Sailor Moon, Vol. 1
by Naoko Takeuchi
Kodansha Comics, 240 pp
Rating: Teen (13+)
After nearly a decade of being out of print, Naoko Takeuchi’s Sailor Moon returns to America thanks to Kodnasha Comics! Arguably one of the most influential manga series in the US, it kicked down doors and welcomed an entirely new generation of young girls into the sequential art form! The tale of Usagi, a school girl chosen to lead a group of other school girls in a battle against the forces of evil begins here.
The story in this first volume is surprisingly simple and straightforward almost to the point of predictability. Luna, a magical cat from the Moon arrives and informs Usagi, your typical, hapless school girl that she’s been chosen to help save the world as Sailor Moon. She’s tasked with several quests, including finding a powerful gem, gathering her allies and finding and defending a princess. Much of the volume is devoted to introducing the various characters and ideas, such as powerful, otherworldly aliens sucking energy from helpless earthlings, and some of the different girls who are Sailor Moon’s allies. At this point, emotionally, it feels a bit hollow and empty. There’s a lot of mystery and questions surrounding mysterious dreams and the enigmatic man Tuxedo Mask, but at this point it feels awfully plot heavy with villains and allies popping up randomly in each chapter. For their part, Sailor Moon and her allies are fairly straight forward and almost archetypal in their personalities and characteristics. The vaguely ditzy, blonde brimming with love and good will, the quiet and intelligent brainy girl, the tall and strong girl with a protective streak and so forth and so on.

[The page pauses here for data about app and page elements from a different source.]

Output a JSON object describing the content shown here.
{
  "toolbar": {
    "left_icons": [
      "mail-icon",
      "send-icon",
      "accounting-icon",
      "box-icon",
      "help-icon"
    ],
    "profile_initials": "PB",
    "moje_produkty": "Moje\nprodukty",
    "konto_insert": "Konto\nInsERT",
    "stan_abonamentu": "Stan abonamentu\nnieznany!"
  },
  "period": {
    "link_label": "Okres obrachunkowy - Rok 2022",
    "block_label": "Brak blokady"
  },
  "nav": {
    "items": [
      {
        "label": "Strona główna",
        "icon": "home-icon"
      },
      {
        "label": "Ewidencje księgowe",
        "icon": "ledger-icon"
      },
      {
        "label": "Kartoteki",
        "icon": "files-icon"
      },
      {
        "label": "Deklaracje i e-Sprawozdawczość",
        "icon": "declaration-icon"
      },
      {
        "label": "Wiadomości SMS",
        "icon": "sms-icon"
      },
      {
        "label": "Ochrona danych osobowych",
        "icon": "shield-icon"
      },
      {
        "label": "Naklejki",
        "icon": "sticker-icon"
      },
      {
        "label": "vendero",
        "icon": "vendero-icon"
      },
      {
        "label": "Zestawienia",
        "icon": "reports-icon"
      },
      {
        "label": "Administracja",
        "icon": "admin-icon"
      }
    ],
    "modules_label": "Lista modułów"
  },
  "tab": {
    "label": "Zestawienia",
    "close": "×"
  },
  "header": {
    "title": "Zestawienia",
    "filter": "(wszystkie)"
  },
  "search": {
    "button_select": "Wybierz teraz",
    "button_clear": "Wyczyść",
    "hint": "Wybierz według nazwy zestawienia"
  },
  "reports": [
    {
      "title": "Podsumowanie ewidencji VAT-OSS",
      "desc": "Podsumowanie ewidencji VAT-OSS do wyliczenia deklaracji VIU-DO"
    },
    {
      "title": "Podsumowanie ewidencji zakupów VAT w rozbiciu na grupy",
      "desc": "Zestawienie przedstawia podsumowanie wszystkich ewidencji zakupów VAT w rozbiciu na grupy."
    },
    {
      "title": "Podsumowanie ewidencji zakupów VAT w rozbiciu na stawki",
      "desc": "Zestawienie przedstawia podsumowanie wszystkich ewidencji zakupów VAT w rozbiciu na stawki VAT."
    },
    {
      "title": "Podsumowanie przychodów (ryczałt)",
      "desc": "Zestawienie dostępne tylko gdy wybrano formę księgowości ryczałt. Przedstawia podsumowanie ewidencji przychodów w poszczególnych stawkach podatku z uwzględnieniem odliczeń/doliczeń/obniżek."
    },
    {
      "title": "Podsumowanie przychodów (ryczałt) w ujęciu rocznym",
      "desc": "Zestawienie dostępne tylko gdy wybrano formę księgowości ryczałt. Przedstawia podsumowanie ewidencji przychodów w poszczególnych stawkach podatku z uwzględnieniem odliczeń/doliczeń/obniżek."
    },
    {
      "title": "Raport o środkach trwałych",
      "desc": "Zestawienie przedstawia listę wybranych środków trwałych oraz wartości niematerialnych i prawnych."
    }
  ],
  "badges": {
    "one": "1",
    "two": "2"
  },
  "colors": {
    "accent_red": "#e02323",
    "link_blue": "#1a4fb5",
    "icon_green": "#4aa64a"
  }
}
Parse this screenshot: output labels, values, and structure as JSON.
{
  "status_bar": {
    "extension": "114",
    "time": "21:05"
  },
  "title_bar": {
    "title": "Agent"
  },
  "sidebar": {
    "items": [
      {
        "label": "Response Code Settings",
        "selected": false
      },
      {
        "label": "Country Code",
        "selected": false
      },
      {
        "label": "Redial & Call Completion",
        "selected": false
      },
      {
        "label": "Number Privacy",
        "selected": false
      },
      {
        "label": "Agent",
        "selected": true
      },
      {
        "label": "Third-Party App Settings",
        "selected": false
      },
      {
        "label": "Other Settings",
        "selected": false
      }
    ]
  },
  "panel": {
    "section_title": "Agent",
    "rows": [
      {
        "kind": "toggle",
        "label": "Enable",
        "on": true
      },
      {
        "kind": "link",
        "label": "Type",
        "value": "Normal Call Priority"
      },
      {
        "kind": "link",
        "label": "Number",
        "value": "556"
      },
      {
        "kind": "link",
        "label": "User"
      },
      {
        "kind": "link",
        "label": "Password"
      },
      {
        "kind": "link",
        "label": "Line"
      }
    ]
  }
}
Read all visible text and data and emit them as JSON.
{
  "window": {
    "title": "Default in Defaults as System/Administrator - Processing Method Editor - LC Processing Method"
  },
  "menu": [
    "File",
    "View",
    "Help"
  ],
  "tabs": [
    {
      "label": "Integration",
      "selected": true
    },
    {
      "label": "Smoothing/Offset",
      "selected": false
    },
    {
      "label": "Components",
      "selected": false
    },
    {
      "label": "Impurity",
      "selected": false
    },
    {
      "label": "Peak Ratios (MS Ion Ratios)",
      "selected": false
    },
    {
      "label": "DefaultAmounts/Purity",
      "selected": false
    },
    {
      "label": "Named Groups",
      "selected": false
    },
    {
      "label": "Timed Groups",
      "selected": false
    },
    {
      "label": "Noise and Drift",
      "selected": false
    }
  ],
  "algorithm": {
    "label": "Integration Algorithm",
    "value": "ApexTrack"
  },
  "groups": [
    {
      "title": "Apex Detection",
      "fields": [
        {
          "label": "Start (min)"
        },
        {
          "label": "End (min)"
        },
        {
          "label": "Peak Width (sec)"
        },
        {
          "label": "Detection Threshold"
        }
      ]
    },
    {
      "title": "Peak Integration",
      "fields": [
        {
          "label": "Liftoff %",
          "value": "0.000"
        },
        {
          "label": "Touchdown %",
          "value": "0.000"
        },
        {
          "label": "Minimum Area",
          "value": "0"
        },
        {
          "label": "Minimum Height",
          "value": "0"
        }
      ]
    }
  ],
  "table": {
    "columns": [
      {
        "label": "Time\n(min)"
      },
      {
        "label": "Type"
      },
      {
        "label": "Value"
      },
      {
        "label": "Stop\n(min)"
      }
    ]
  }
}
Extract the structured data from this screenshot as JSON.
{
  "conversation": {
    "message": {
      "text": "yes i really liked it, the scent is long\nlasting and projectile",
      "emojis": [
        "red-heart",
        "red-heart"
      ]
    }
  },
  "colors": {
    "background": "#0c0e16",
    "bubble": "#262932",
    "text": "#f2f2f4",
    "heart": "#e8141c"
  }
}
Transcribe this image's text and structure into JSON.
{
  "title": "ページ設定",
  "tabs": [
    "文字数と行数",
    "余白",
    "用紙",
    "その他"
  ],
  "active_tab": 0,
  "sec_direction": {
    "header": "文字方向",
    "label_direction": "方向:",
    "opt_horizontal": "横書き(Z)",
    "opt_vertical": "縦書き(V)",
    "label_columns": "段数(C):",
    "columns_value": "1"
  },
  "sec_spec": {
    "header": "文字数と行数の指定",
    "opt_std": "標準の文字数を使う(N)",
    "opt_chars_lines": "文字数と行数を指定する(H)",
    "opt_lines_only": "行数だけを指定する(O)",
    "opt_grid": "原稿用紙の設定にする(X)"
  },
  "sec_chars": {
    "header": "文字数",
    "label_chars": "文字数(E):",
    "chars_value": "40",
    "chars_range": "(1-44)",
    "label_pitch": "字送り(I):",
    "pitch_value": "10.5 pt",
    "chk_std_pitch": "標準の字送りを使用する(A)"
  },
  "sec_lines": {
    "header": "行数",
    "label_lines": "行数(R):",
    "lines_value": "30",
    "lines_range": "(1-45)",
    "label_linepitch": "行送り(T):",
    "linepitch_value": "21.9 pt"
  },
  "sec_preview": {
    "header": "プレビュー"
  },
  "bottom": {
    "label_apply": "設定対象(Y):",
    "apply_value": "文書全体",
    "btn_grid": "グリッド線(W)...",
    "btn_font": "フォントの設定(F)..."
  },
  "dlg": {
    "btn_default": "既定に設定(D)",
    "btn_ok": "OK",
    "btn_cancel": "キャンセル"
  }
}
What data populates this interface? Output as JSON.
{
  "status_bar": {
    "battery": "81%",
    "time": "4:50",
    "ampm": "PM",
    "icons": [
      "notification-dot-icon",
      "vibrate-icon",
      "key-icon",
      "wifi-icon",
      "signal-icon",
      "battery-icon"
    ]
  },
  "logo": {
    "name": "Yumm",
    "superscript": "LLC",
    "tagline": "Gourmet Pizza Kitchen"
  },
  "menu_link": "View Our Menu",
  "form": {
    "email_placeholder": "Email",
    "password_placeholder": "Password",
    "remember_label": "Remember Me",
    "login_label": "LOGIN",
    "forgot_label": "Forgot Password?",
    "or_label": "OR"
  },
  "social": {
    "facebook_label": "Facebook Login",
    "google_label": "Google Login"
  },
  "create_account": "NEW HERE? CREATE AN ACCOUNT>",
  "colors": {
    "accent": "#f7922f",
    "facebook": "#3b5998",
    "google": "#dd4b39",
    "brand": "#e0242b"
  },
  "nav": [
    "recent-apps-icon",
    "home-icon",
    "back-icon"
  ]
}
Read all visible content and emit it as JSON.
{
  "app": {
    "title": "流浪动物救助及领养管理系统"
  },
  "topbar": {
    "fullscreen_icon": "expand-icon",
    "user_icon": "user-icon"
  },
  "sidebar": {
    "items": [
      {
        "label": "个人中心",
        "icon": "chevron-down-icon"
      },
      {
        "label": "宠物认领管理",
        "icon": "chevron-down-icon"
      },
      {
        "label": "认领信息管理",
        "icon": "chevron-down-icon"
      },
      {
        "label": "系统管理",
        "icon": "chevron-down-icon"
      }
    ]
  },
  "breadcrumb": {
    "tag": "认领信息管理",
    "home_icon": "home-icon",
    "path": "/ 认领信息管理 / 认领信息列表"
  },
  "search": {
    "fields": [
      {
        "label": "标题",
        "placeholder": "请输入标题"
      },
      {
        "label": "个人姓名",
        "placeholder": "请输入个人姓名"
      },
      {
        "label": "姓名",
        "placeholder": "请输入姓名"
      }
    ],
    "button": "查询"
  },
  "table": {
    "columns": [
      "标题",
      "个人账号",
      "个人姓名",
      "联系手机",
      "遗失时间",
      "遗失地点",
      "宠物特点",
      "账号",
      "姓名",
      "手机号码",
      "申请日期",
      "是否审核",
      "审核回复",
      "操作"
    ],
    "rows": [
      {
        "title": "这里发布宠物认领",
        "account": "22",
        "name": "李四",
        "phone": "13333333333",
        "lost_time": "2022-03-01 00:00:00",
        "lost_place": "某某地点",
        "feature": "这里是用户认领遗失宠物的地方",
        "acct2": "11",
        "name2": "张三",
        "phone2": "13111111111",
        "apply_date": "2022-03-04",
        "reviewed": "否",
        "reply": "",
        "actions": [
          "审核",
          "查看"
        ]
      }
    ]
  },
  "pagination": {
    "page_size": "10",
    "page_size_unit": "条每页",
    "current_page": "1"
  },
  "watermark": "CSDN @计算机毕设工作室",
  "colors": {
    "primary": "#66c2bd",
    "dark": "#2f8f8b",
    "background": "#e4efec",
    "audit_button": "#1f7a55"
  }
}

The visuals are… sparkly. I haven’t read too many shojo series but I have to admit that Sailor Moon is quite possibly the most stereotypical looking one that I’ve come across. It’s dripping with slightly chibi-esque moments, sparkles, flowers, toning patterns and more. Nearly everyone in this book is incredibly pretty and those that aren’t are usually villains or, possibly, secretly pretty! The panel lay outs are surprisingly dense and busy with lots of images bleeding into other panels, patterns splattered across the page and more. While the visuals do do a fantastic job at complimenting the emotional content of the text and at conveying various moods and emotions, the story telling seems a bit messy and stiff. The panels don’t really flow and motion and action are almost nonexistent. Confrontations with the villains are bland, un-engaging and often times incredibly short and quick.
Sailor Moon is an interesting read in terms of it being a classic and hugely important to the development of the American manga market, but at this point it’s not quite blowing me away or making me fall in love with it. There are moments that seem interesting and are amusing, along with story elements that seem to hold a lot of promise, but there’s just something lacking from the first volume to pull it all together and make it fantastic. As it is, knowing it’s importance and having a vague idea of what’s to come, I’ll probably be sticking with it for a bit longer. If I didn’t I really couldn’t see myself following the series for much longer.
Sailor Moon, vol. 1 is available now from Kodansha Comics.